What follows is a terrifying incident that only serves to further prove her psychological breakdown. Taylor goes missing for a week. Although her parents yell at her for disappearing, screaming for answers, Taylor is completely bewildered and cannot provide an explanation. She has no recollection of leaving home, how her clothes got muddy, when it rained, or even what day it is. It can be assumed that at this point Taylor has endured the detrimental effects of malnutrition and insomnia for well over a month, thus sending her body into a meltdown that caused her to black out and enter a fugue state.When asked for comment via email, Dr. Chad Richardson, MD of Sacred Heart Memorial Hospital in Los Angeles said something like this would be, “very odd. The human body can only survive for so long under such circumstances. This girl should have been on the very edge of death, or far past it as far as I’m concerned” 7 . The only post following this disappearance is Taylor’s celebration that she has found her game once more. One month later, Taylor’s parents create an ambiguous post with little explanation, a digital death knell for the recipient of that cursed game.

Whatever the end result of this ordeal was, it assuredly was not good.The sad distress of the final post by the family screams heartbreak and agony. Coupled with Taylor’s descent into psychosis due to the game, it is almost astonishing that the rest of the Henderson family did not go mad themselves. Perhaps whatever this game is only affects teenagers. If so, how? And more importantly, why? Taylor’s week long absence from her home is also concerning. Questions remain on where she went and how she survived on her own being as malnourished as she was without proper funds, resources, or cognitive stability. Whatever video game has been redacted from her blog certainly tormented this girl and twisted a good student into someone who has not been heard from in months, and may never will be.

 


  1. See New York Science Journal Vol. 43 
  2. Shakespeare – Henry VI part 2 
  3. As stated in the article “Teens and Blogs” in TechDaily vol 9 issue 3 
  4. For example, in “Taylor Henderson’s Psychosis” by Fred Williams, published in Psychology Now! vol. 3 issue 5 
  5. From “Study Shows Teens like Games” in GameMan Magazine issue 86 
  6. “The Addictive Properties of Modern Video Games” Jenkins, Richard. Stanford. 2012 
  7. Personal interview 
Advertisements

Leave a Reply

Fill in your details below or click an icon to log in:

WordPress.com Logo

You are commenting using your WordPress.com account. Log Out / Change )

Twitter picture

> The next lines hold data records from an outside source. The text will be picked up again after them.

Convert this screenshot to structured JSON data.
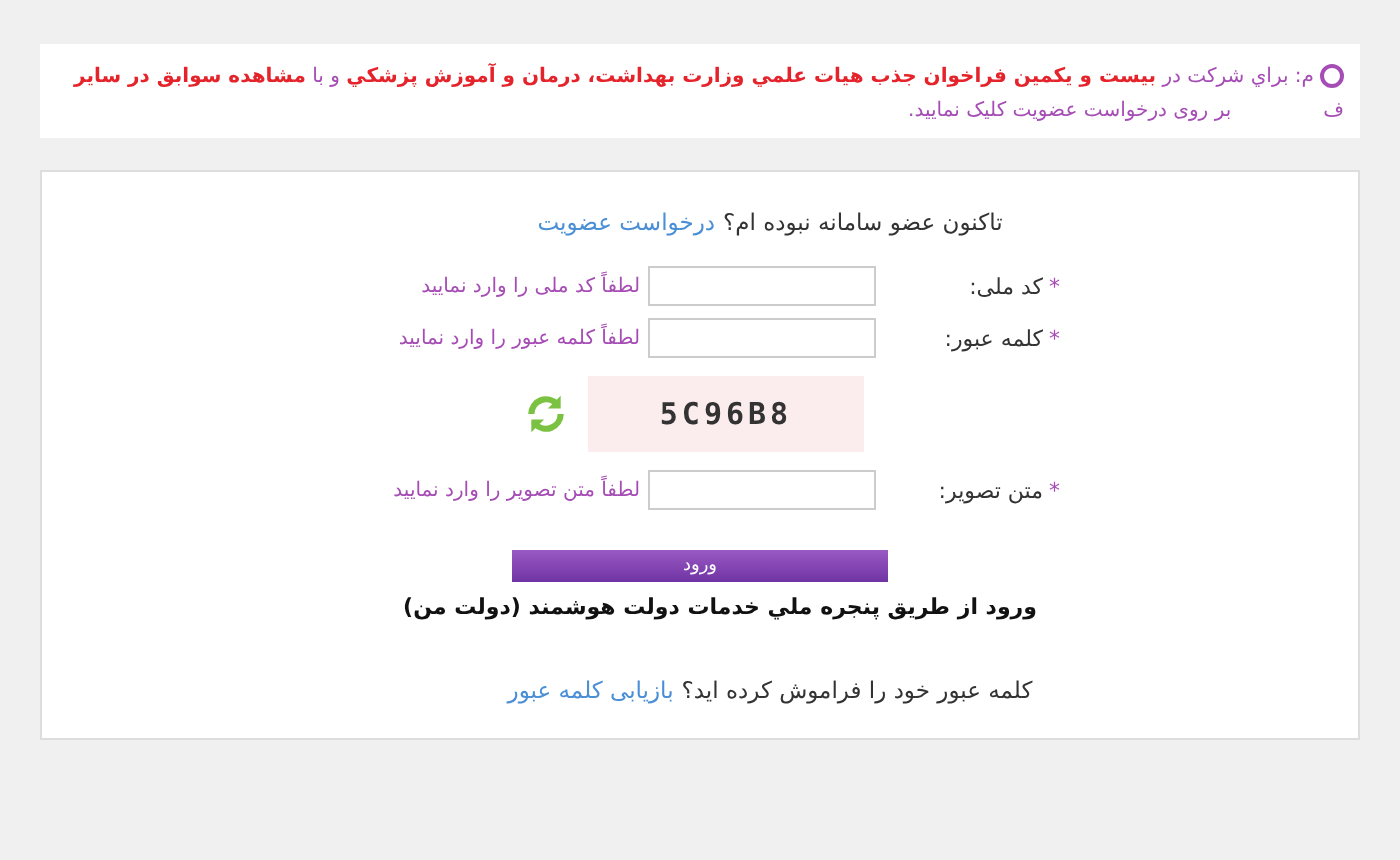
{
  "notice": {
    "lines": [
      "م: براي شركت در **بيست و يكمين فراخوان جذب هيات علمي وزارت بهداشت، درمان و آموزش پزشكي** و با **مشاهده سوابق در ساير**",
      "ف",
      "بر روی درخواست عضویت کلیک نمایید."
    ]
  },
  "signup": {
    "question": "تاکنون عضو سامانه نبوده ام؟",
    "link": "درخواست عضویت"
  },
  "fields": [
    {
      "kind": "input",
      "mark": "*",
      "label": "کد ملی:",
      "hint": "لطفاً کد ملی را وارد نمایید"
    },
    {
      "kind": "input",
      "mark": "*",
      "label": "کلمه عبور:",
      "hint": "لطفاً کلمه عبور را وارد نمایید"
    },
    {
      "kind": "captcha",
      "code": "5C96B8"
    },
    {
      "kind": "input",
      "mark": "*",
      "label": "متن تصویر:",
      "hint": "لطفاً متن تصویر را وارد نمایید"
    }
  ],
  "login_button": "ورود",
  "gov_login": "ورود از طريق پنجره ملي خدمات دولت هوشمند (دولت من)",
  "forgot": {
    "question": "کلمه عبور خود را فراموش کرده اید؟",
    "link": "بازیابی کلمه عبور"
  }
}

You are commenting using your Twitter account. Log Out / Change )

Facebook photo

You are commenting using your Facebook account. Log Out / Change )

Google+ photo

You are commenting using your Google+ account. Log Out / Change )

Connecting to %s